Despite efforts to restrain him, Saleh could seek to fulfill his oft-repeated prediction that Yemen would collapse into anarchy without him. The president left behind his senior commanders and most-trusted family members. His eldest nephew, Yahya Saleh, who commands Yemen’s Central Security Forces, remains in the country, as does the president’s eldest son, Ahmed, who commands the Republican Guard and special forces.
On Sunday, the two younger Salehs ordered their forces to maintain positions surrounding Sana’s Hasaba district, home to Ahmar. Yahya Saleh’s military checkpoints dotted the capital.
Vice President Abdu Rabu Mansour Hadi, considered a weak political player, has taken over as acting president during his boss’ absence. The 66-year-old career military man has been vice president since the end of the country’s civil war in 1994 and has remained loyal to Saleh throughout his political career. Nonetheless, some of the president’s opponents believe they can manipulate him or press him to join their side.

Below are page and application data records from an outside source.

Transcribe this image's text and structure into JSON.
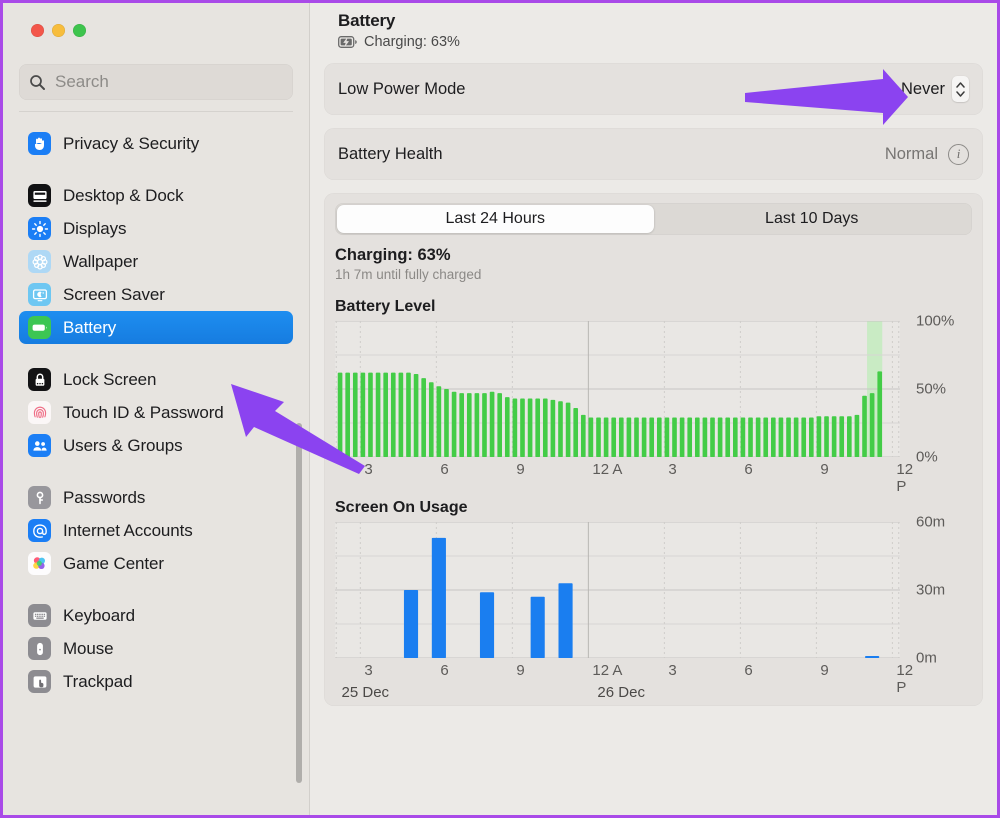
{
  "window": {
    "traffic_lights": [
      "close-red",
      "minimize-yellow",
      "maximize-green"
    ],
    "border_color": "#a94ae8"
  },
  "sidebar": {
    "search": {
      "placeholder": "Search",
      "value": "",
      "icon": "search-icon"
    },
    "items": [
      {
        "label": "Privacy & Security",
        "icon": "hand-shield-icon",
        "selected": false,
        "gap_before": false
      },
      {
        "label": "Desktop & Dock",
        "icon": "desktop-dock-icon",
        "selected": false,
        "gap_before": true
      },
      {
        "label": "Displays",
        "icon": "brightness-icon",
        "selected": false,
        "gap_before": false
      },
      {
        "label": "Wallpaper",
        "icon": "wallpaper-flower-icon",
        "selected": false,
        "gap_before": false
      },
      {
        "label": "Screen Saver",
        "icon": "screen-saver-icon",
        "selected": false,
        "gap_before": false
      },
      {
        "label": "Battery",
        "icon": "battery-icon",
        "selected": true,
        "gap_before": false
      },
      {
        "label": "Lock Screen",
        "icon": "lock-screen-icon",
        "selected": false,
        "gap_before": true
      },
      {
        "label": "Touch ID & Password",
        "icon": "fingerprint-icon",
        "selected": false,
        "gap_before": false
      },
      {
        "label": "Users & Groups",
        "icon": "users-groups-icon",
        "selected": false,
        "gap_before": false
      },
      {
        "label": "Passwords",
        "icon": "key-icon",
        "selected": false,
        "gap_before": true
      },
      {
        "label": "Internet Accounts",
        "icon": "at-sign-icon",
        "selected": false,
        "gap_before": false
      },
      {
        "label": "Game Center",
        "icon": "game-center-icon",
        "selected": false,
        "gap_before": false
      },
      {
        "label": "Keyboard",
        "icon": "keyboard-icon",
        "selected": false,
        "gap_before": true
      },
      {
        "label": "Mouse",
        "icon": "mouse-icon",
        "selected": false,
        "gap_before": false
      },
      {
        "label": "Trackpad",
        "icon": "trackpad-icon",
        "selected": false,
        "gap_before": false
      }
    ]
  },
  "main": {
    "page_title": "Battery",
    "charge_status": "Charging: 63%",
    "charge_status_icon": "battery-charging-icon",
    "low_power_mode": {
      "label": "Low Power Mode",
      "value": "Never",
      "control": "popup-stepper"
    },
    "battery_health": {
      "label": "Battery Health",
      "value": "Normal",
      "info_icon": "info-circle-icon",
      "info_glyph": "i"
    },
    "tabs": [
      {
        "label": "Last 24 Hours",
        "active": true
      },
      {
        "label": "Last 10 Days",
        "active": false
      }
    ],
    "status": {
      "title": "Charging: 63%",
      "subtitle": "1h 7m until fully charged"
    }
  },
  "annotations": {
    "arrow_color": "#8b43f0",
    "arrows": [
      {
        "name": "arrow-to-low-power-value",
        "from": [
          742,
          94
        ],
        "to": [
          900,
          94
        ]
      },
      {
        "name": "arrow-to-battery-sidebar-item",
        "from": [
          360,
          460
        ],
        "to": [
          228,
          382
        ]
      }
    ]
  },
  "chart_data": [
    {
      "type": "bar",
      "title": "Battery Level",
      "xlabel": "",
      "ylabel": "",
      "ylim": [
        0,
        100
      ],
      "ytick_labels": [
        "100%",
        "50%",
        "0%"
      ],
      "ytick_values": [
        100,
        50,
        0
      ],
      "xtick_labels": [
        "3",
        "6",
        "9",
        "12 A",
        "3",
        "6",
        "9",
        "12 P"
      ],
      "xtick_hours": [
        3,
        6,
        9,
        12,
        15,
        18,
        21,
        24
      ],
      "grid": true,
      "bar_color": "#43cc47",
      "highlight_band": {
        "start_hour": 23.0,
        "end_hour": 23.6,
        "color": "#c9ebc4",
        "label": "charging-period"
      },
      "charging_marker": {
        "hour": 23.3,
        "color": "#43cc47"
      },
      "x_hours": [
        2.2,
        2.5,
        2.8,
        3.1,
        3.4,
        3.7,
        4.0,
        4.3,
        4.6,
        4.9,
        5.2,
        5.5,
        5.8,
        6.1,
        6.4,
        6.7,
        7.0,
        7.3,
        7.6,
        7.9,
        8.2,
        8.5,
        8.8,
        9.1,
        9.4,
        9.7,
        10.0,
        10.3,
        10.6,
        10.9,
        11.2,
        11.5,
        11.8,
        12.1,
        12.4,
        12.7,
        13.0,
        13.3,
        13.6,
        13.9,
        14.2,
        14.5,
        14.8,
        15.1,
        15.4,
        15.7,
        16.0,
        16.3,
        16.6,
        16.9,
        17.2,
        17.5,
        17.8,
        18.1,
        18.4,
        18.7,
        19.0,
        19.3,
        19.6,
        19.9,
        20.2,
        20.5,
        20.8,
        21.1,
        21.4,
        21.7,
        22.0,
        22.3,
        22.6,
        22.9,
        23.2,
        23.5
      ],
      "values": [
        62,
        62,
        62,
        62,
        62,
        62,
        62,
        62,
        62,
        62,
        61,
        58,
        55,
        52,
        50,
        48,
        47,
        47,
        47,
        47,
        48,
        47,
        44,
        43,
        43,
        43,
        43,
        43,
        42,
        41,
        40,
        36,
        31,
        29,
        29,
        29,
        29,
        29,
        29,
        29,
        29,
        29,
        29,
        29,
        29,
        29,
        29,
        29,
        29,
        29,
        29,
        29,
        29,
        29,
        29,
        29,
        29,
        29,
        29,
        29,
        29,
        29,
        29,
        30,
        30,
        30,
        30,
        30,
        31,
        45,
        47,
        63
      ]
    },
    {
      "type": "bar",
      "title": "Screen On Usage",
      "xlabel": "",
      "ylabel": "",
      "ylim": [
        0,
        60
      ],
      "ytick_labels": [
        "60m",
        "30m",
        "0m"
      ],
      "ytick_values": [
        60,
        30,
        0
      ],
      "xtick_labels": [
        "3",
        "6",
        "9",
        "12 A",
        "3",
        "6",
        "9",
        "12 P"
      ],
      "xtick_hours": [
        3,
        6,
        9,
        12,
        15,
        18,
        21,
        24
      ],
      "date_labels": [
        {
          "text": "25 Dec",
          "hour": 2.1
        },
        {
          "text": "26 Dec",
          "hour": 12.2
        }
      ],
      "grid": true,
      "bar_color": "#1a7ef0",
      "x_hours": [
        5.0,
        6.1,
        8.0,
        10.0,
        11.1,
        23.2
      ],
      "values": [
        30,
        53,
        29,
        27,
        33,
        0.6
      ],
      "units": "minutes"
    }
  ]
}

Some analysts say they hope that Saleh’s absence will provide Yemen a chance to pull itself back from its descent into intratribal fighting. What started months ago as a protest movement seeking greater freedoms has been eclipsed in recent weeks by a power struggle, with the president on one side and Ahmar and his nine brothers on the other.
The fighting has marked an end to agreements that held Yemen together since 1978, when Saleh took power with the backing of his rival’s late father, Sheik Abdullah Ahmar, and the current commander of the 1st Armored Division, Gen. Ali Mohsen Ahmar, who is not related.
The general broke with Saleh in March because of the president’s attacks on protesters. He has stayed on the sidelines, seeking to protect demonstrators and watching the battle between Saleh and Sadiq Ahmar unfold. However, he might now make his own power play. The bad blood between the Salehs and the Ahmar brothers appeared likely to grow worse.
“There is much room to ignite further conflict. As such, there must be an immediate de-escalation of tensions between these … warring sides,” said Yemen expert April Alley, with the International Crisis Group. She urged a revival of the original regional initiative for the vice president to serve as interim leader until new elections.
Already, trouble erupted Sunday. Fighting broke out in the southern city of Taizz as Republican Guards and Central Security Forces opened fire on activists celebrating the president’s departure. Residents of the city and surrounding villages defended the demonstrators, clashing with government troops.
“They’ve been fighting for several hours, and now the armed residents have surrounded the Republican Palace,” said a man who was holed up in his home as explosions echoed in the background.
Special correspondents Craig and Boone reported from Sana and Times staff writer Parker from Baghdad. Staff writer Raheem Salman in Baghdad contributed to this report.